Guilt and grace - Hope 103.2

Guilt and grace

It is sad to hear of Christians who are plagued with guilt, who see the Christian message as mainly about how bad we are. And it is sadly mistaken to believe that our sins don’t matter or that we have no need of trusting in Jesus to receive his mercy.

By David ReayFriday 22 Jun 2018LifeWords DevotionalsFaithReading Time: 2 minutes

Read Isaiah 6:5-7

5 And I said: “Woe is me! I am lost, for I am a man of unclean lips, and I live among a people of unclean lips; yet my eyes have seen the King, the Lord of hosts!”

6 Then one of the seraphs flew to me, holding a live coal that had been taken from the altar with a pair of tongs. 7 The seraph touched my mouth with it and said: “Now that this has touched your lips, your guilt has departed and your sin is blotted out.” (NRSV)


This brief encounter between Isaiah and the Lord reminds us of the two great underlying realities of our life. One is our true moral guilt. No use denying our shortcomings, our sins of omission and commission. No use reckoning we are better than some we can name. When we come to grips with who God is we can only echo Isaiah’s words. We are lost.

But to leave it at that is to miss the whole point, not only of this text but our faith itself. This God who is holy and demands perfection from us is the same God who offers pardon for our guilt. In this case, it is symbolised by a burning coal. In our case, it is represented by the cross of Jesus. He took the weight of our guilt on himself so we would no longer have to bear it. He recognised our spiritual poverty and did something about it.

It is sad to hear of Christians who are plagued with guilt, who see the Christian message as mainly about how bad we are.

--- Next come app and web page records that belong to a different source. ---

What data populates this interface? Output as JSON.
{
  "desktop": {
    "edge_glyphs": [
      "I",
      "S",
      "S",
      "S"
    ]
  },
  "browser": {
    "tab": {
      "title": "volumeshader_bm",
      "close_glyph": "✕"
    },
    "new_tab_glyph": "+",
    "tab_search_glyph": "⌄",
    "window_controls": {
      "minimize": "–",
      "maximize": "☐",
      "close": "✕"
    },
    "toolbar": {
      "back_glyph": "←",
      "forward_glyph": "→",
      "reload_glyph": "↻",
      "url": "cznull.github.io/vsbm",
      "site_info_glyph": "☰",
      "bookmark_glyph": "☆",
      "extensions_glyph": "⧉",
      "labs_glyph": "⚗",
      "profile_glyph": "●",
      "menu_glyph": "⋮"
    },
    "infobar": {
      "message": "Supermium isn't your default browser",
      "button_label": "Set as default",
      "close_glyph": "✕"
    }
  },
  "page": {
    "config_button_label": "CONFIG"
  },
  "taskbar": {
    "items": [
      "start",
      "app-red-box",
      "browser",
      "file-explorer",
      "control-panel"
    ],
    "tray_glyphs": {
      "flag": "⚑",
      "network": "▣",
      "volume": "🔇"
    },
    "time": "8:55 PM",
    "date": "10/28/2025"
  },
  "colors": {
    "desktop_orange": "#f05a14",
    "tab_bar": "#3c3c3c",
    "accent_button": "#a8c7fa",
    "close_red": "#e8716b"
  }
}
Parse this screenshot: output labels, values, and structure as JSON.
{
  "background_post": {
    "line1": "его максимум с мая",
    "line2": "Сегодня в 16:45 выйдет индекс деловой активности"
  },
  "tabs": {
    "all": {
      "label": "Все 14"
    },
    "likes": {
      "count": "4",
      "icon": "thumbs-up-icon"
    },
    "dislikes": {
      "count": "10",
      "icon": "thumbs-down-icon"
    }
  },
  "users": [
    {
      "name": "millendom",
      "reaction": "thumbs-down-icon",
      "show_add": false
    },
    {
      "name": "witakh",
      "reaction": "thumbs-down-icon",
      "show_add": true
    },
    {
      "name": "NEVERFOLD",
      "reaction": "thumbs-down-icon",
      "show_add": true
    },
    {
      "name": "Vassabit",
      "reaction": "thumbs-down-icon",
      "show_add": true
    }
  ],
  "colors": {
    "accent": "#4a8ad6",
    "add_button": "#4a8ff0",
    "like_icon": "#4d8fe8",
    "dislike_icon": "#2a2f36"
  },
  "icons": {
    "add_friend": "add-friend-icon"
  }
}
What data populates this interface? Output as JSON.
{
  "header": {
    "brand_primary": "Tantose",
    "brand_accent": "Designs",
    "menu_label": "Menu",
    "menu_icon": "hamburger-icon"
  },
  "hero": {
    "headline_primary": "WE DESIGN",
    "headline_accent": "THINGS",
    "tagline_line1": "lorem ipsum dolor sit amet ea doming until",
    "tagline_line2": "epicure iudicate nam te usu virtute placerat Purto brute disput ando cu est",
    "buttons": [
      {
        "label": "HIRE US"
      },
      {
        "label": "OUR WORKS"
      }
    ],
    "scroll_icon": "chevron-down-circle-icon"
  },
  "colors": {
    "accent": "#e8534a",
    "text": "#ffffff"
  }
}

And it is sadly mistaken to believe that our sins don’t matter or that we have no need of trusting in Jesus to receive his mercy. So we have to face the bad news of our lostness while recognising the good news of our being found by a merciful God.

There is true guilt. But there is also true grace. And that grace has conquered that guilt.

Blessings
David Reay